What you have to do
Show every line in the material below in which the string "JSON" appears.

Data
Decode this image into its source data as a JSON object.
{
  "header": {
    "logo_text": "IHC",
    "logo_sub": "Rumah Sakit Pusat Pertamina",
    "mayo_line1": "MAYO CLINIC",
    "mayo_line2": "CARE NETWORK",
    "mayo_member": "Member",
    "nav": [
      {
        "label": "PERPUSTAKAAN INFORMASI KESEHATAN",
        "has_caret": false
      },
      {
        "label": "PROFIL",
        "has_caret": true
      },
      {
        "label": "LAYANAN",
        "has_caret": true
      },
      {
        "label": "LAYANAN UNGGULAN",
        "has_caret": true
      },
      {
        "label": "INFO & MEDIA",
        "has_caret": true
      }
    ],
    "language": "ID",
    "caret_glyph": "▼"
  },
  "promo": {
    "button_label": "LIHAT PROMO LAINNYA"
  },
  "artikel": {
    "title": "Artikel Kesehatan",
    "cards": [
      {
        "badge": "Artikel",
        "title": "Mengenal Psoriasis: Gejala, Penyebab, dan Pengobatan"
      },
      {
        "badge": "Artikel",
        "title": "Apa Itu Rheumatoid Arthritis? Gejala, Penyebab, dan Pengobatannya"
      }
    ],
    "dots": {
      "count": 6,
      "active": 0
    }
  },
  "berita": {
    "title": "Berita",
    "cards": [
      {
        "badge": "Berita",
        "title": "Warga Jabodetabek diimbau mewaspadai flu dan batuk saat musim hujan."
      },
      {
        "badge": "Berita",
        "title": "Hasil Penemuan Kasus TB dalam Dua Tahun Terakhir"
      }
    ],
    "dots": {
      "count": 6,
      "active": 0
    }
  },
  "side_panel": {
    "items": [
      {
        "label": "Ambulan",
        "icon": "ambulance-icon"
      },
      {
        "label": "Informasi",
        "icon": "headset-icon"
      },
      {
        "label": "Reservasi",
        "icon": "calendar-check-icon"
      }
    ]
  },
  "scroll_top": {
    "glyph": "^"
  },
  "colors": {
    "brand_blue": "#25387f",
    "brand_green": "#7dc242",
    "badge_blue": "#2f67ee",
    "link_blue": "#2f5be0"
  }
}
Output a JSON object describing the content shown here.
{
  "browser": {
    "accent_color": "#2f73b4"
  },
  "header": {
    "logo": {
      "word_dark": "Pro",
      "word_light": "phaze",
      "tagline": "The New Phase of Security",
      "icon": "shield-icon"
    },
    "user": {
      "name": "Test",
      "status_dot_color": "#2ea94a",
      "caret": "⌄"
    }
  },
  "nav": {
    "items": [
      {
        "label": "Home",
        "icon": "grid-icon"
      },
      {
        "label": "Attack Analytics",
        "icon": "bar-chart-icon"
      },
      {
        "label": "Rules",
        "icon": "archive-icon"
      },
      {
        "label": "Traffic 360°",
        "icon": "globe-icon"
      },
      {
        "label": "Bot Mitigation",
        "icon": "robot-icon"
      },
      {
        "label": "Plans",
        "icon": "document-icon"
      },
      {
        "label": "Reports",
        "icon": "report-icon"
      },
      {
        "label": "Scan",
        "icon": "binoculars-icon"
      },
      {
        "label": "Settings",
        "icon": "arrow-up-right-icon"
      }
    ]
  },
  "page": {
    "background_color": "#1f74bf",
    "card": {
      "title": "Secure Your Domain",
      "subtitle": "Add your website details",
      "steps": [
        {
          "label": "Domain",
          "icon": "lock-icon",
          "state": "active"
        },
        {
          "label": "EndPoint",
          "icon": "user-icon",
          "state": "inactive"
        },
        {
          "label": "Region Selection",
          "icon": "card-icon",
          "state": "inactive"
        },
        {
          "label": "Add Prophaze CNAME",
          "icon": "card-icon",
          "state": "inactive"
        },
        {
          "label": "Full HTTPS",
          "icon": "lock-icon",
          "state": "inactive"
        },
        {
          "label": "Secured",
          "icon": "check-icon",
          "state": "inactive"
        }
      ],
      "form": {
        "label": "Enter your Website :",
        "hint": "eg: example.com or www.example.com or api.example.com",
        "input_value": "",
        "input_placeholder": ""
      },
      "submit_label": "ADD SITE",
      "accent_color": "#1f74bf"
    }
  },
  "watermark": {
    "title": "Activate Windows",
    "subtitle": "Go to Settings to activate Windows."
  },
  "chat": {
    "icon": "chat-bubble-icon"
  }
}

Your solution
Decode this image into its source data as a JSON object.
Output a JSON object describing the content shown here.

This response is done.